YOUR OBJECTIVE |
Scan the records for the word "badge". Report each line where it occurs.

── MATERIAL FOR THIS TASK

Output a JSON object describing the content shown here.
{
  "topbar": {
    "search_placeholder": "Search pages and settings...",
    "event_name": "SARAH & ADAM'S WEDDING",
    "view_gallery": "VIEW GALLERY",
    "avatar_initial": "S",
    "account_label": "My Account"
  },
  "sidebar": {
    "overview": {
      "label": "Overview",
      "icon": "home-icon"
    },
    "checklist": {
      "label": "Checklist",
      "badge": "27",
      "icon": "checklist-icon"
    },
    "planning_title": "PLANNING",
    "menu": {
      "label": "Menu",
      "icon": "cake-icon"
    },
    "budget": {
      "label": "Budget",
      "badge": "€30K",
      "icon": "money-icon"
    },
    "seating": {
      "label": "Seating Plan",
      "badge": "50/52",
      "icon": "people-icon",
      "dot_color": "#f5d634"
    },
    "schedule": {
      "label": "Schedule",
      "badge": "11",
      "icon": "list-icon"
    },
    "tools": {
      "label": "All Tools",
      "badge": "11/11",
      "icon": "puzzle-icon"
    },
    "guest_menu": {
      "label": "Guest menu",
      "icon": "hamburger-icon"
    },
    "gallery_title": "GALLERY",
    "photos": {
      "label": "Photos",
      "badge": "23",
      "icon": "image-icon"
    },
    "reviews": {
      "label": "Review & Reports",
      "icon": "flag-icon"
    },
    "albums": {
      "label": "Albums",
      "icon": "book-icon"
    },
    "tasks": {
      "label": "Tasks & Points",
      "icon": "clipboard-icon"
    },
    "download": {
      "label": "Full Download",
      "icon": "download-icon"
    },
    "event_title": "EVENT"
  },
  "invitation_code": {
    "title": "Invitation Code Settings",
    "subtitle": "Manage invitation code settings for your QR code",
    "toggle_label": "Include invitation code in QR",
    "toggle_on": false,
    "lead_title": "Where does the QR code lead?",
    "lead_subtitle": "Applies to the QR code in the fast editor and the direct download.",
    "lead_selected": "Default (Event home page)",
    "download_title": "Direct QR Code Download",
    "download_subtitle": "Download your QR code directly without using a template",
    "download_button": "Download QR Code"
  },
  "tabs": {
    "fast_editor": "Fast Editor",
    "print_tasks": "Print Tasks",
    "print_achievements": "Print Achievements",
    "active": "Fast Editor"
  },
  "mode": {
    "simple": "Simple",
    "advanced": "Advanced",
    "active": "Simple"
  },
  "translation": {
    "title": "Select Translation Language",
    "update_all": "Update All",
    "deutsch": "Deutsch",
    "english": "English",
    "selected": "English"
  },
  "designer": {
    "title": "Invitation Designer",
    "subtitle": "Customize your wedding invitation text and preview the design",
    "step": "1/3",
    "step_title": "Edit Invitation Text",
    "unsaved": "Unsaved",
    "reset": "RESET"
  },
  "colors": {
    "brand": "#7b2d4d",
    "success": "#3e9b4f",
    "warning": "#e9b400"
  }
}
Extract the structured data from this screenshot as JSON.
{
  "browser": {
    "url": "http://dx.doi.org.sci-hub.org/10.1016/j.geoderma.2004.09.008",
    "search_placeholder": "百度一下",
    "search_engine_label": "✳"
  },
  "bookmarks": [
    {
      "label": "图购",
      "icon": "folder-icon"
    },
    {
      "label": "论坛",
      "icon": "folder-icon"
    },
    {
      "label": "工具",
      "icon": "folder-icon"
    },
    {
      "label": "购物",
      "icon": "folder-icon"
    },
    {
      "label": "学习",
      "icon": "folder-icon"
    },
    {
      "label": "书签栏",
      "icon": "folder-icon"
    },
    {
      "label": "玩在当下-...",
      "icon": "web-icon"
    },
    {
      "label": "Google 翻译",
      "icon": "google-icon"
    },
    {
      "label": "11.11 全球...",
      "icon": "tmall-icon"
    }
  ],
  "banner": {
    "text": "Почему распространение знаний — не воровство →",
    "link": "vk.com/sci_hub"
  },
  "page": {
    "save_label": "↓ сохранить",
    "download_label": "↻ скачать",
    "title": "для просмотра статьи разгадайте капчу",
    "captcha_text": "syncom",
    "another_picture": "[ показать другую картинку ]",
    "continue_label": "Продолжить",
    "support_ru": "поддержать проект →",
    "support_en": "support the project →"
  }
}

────

ANSWER AREA |
      "badge": "27",
      "badge": "€30K",
      "badge": "50/52",
      "badge": "11",
      "badge": "11/11",
      "badge": "23",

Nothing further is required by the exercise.